■ Work to be completed ■
Could you restate the data below word for word, without its pictures?

App and web page records
══════
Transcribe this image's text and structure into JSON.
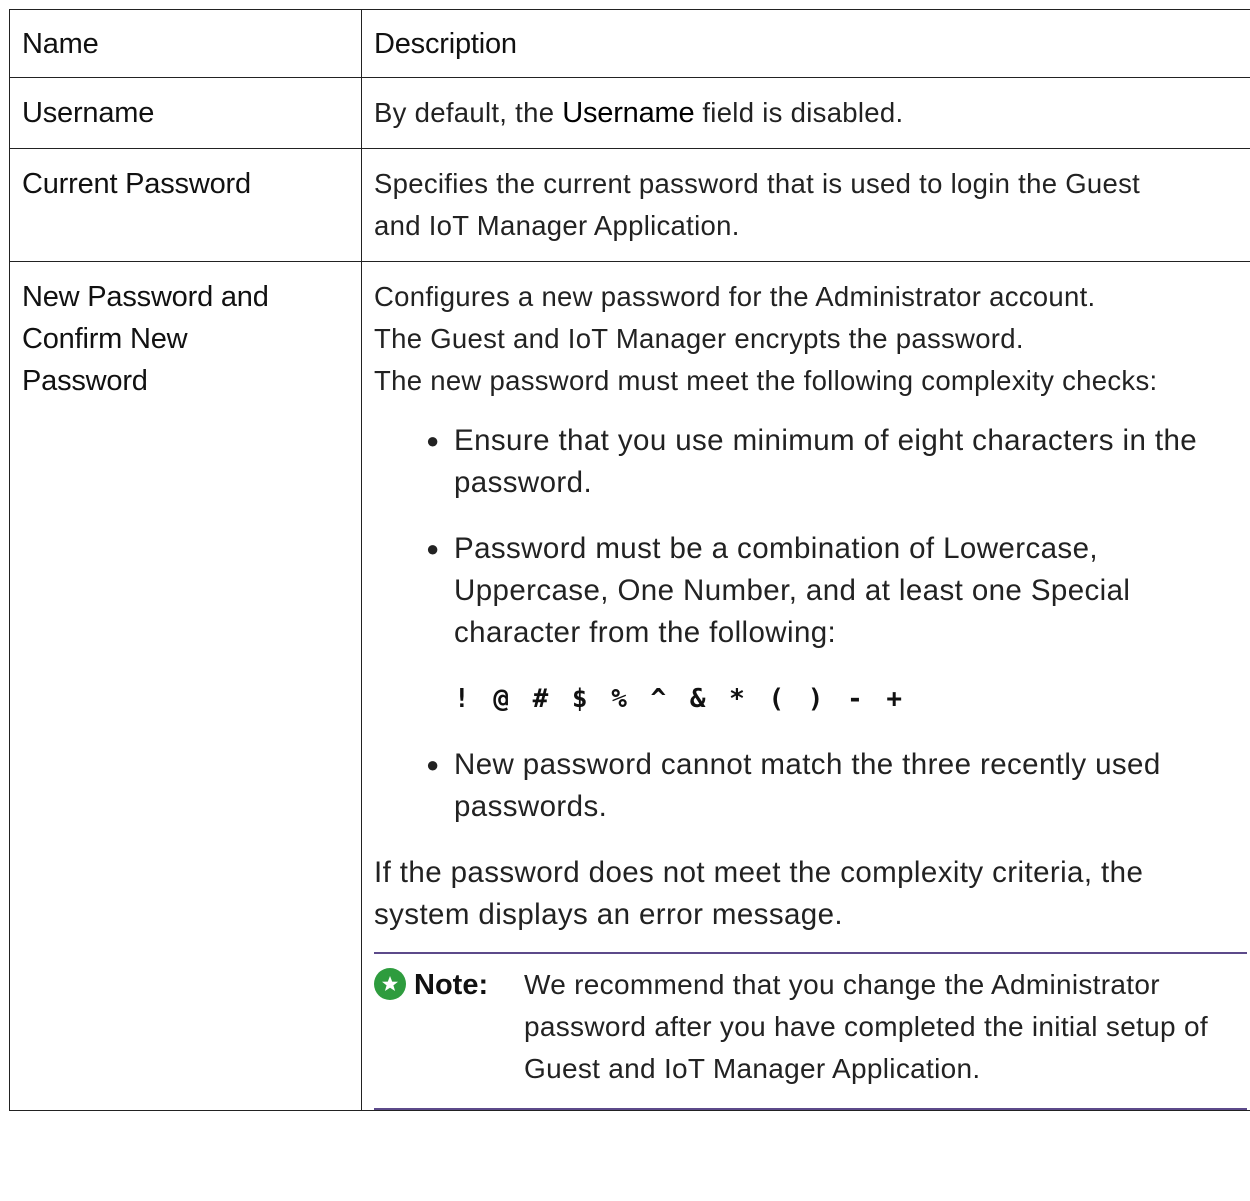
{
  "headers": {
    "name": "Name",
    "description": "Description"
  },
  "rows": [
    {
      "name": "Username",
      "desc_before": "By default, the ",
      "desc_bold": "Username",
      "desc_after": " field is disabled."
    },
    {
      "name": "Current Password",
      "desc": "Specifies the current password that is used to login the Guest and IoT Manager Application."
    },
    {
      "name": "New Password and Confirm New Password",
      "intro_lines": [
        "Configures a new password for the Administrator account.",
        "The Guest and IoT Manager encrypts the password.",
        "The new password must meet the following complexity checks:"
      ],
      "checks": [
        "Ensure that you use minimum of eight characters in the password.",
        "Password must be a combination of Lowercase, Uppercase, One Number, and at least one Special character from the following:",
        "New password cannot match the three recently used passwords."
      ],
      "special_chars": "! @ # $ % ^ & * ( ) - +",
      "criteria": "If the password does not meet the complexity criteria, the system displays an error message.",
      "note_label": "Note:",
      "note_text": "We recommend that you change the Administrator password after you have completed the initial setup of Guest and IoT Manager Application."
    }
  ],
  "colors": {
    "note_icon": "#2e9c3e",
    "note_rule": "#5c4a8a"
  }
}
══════
■ Solution for this task ■
Transcribe this image's text and structure into JSON.
{
  "headers": {
    "name": "Name",
    "description": "Description"
  },
  "rows": [
    {
      "name": "Username",
      "desc_before": "By default, the ",
      "desc_bold": "Username",
      "desc_after": " field is disabled."
    },
    {
      "name": "Current Password",
      "desc": "Specifies the current password that is used to login the Guest and IoT Manager Application."
    },
    {
      "name": "New Password and Confirm New Password",
      "intro_lines": [
        "Configures a new password for the Administrator account.",
        "The Guest and IoT Manager encrypts the password.",
        "The new password must meet the following complexity checks:"
      ],
      "checks": [
        "Ensure that you use minimum of eight characters in the password.",
        "Password must be a combination of Lowercase, Uppercase, One Number, and at least one Special character from the following:",
        "New password cannot match the three recently used passwords."
      ],
      "special_chars": "! @ # $ % ^ & * ( ) - +",
      "criteria": "If the password does not meet the complexity criteria, the system displays an error message.",
      "note_label": "Note:",
      "note_text": "We recommend that you change the Administrator password after you have completed the initial setup of Guest and IoT Manager Application."
    }
  ],
  "colors": {
    "note_icon": "#2e9c3e",
    "note_rule": "#5c4a8a"
  }
}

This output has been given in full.